→ WHAT TO DO
This exercise asks for the entries below to be printed exactly.

***** DATA PROVIDED

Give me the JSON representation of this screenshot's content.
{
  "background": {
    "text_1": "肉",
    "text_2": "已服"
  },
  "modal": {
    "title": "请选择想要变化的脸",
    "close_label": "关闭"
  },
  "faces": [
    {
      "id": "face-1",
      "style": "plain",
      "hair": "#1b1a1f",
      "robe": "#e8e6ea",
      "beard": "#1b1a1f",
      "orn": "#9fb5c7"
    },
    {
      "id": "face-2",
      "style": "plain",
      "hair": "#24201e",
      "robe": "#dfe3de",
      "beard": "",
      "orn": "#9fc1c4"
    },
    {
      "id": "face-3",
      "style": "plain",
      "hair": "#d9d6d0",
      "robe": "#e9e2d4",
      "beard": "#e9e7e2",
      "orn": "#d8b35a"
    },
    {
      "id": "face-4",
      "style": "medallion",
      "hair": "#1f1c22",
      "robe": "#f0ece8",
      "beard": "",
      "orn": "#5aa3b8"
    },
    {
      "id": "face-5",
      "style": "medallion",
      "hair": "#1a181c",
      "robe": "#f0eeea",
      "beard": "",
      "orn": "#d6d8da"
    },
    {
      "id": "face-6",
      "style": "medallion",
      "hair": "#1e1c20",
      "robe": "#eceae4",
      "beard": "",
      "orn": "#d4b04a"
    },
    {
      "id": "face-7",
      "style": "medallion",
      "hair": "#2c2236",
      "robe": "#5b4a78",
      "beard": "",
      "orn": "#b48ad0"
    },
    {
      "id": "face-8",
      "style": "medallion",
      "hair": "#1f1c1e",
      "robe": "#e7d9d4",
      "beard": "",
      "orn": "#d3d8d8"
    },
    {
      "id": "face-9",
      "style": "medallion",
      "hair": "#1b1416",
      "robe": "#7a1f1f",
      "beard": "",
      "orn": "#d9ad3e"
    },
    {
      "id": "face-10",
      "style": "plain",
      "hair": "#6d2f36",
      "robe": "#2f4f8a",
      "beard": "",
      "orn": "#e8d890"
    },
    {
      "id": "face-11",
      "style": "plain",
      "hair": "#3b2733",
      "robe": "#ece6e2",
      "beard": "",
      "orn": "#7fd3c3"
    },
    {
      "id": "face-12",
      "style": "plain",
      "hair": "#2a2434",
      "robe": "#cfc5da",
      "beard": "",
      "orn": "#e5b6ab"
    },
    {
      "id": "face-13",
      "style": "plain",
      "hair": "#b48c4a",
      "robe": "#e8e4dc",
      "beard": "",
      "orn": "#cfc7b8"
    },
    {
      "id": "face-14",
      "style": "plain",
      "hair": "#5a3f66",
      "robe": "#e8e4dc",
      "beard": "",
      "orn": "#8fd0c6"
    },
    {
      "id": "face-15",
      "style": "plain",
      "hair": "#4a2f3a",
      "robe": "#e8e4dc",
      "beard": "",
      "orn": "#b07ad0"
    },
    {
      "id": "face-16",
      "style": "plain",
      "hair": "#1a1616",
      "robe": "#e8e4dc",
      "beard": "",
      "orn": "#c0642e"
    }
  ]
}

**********

→ COMPLETED EXERCISE
Give me the JSON representation of this screenshot's content.
{
  "background": {
    "text_1": "肉",
    "text_2": "已服"
  },
  "modal": {
    "title": "请选择想要变化的脸",
    "close_label": "关闭"
  },
  "faces": [
    {
      "id": "face-1",
      "style": "plain",
      "hair": "#1b1a1f",
      "robe": "#e8e6ea",
      "beard": "#1b1a1f",
      "orn": "#9fb5c7"
    },
    {
      "id": "face-2",
      "style": "plain",
      "hair": "#24201e",
      "robe": "#dfe3de",
      "beard": "",
      "orn": "#9fc1c4"
    },
    {
      "id": "face-3",
      "style": "plain",
      "hair": "#d9d6d0",
      "robe": "#e9e2d4",
      "beard": "#e9e7e2",
      "orn": "#d8b35a"
    },
    {
      "id": "face-4",
      "style": "medallion",
      "hair": "#1f1c22",
      "robe": "#f0ece8",
      "beard": "",
      "orn": "#5aa3b8"
    },
    {
      "id": "face-5",
      "style": "medallion",
      "hair": "#1a181c",
      "robe": "#f0eeea",
      "beard": "",
      "orn": "#d6d8da"
    },
    {
      "id": "face-6",
      "style": "medallion",
      "hair": "#1e1c20",
      "robe": "#eceae4",
      "beard": "",
      "orn": "#d4b04a"
    },
    {
      "id": "face-7",
      "style": "medallion",
      "hair": "#2c2236",
      "robe": "#5b4a78",
      "beard": "",
      "orn": "#b48ad0"
    },
    {
      "id": "face-8",
      "style": "medallion",
      "hair": "#1f1c1e",
      "robe": "#e7d9d4",
      "beard": "",
      "orn": "#d3d8d8"
    },
    {
      "id": "face-9",
      "style": "medallion",
      "hair": "#1b1416",
      "robe": "#7a1f1f",
      "beard": "",
      "orn": "#d9ad3e"
    },
    {
      "id": "face-10",
      "style": "plain",
      "hair": "#6d2f36",
      "robe": "#2f4f8a",
      "beard": "",
      "orn": "#e8d890"
    },
    {
      "id": "face-11",
      "style": "plain",
      "hair": "#3b2733",
      "robe": "#ece6e2",
      "beard": "",
      "orn": "#7fd3c3"
    },
    {
      "id": "face-12",
      "style": "plain",
      "hair": "#2a2434",
      "robe": "#cfc5da",
      "beard": "",
      "orn": "#e5b6ab"
    },
    {
      "id": "face-13",
      "style": "plain",
      "hair": "#b48c4a",
      "robe": "#e8e4dc",
      "beard": "",
      "orn": "#cfc7b8"
    },
    {
      "id": "face-14",
      "style": "plain",
      "hair": "#5a3f66",
      "robe": "#e8e4dc",
      "beard": "",
      "orn": "#8fd0c6"
    },
    {
      "id": "face-15",
      "style": "plain",
      "hair": "#4a2f3a",
      "robe": "#e8e4dc",
      "beard": "",
      "orn": "#b07ad0"
    },
    {
      "id": "face-16",
      "style": "plain",
      "hair": "#1a1616",
      "robe": "#e8e4dc",
      "beard": "",
      "orn": "#c0642e"
    }
  ]
}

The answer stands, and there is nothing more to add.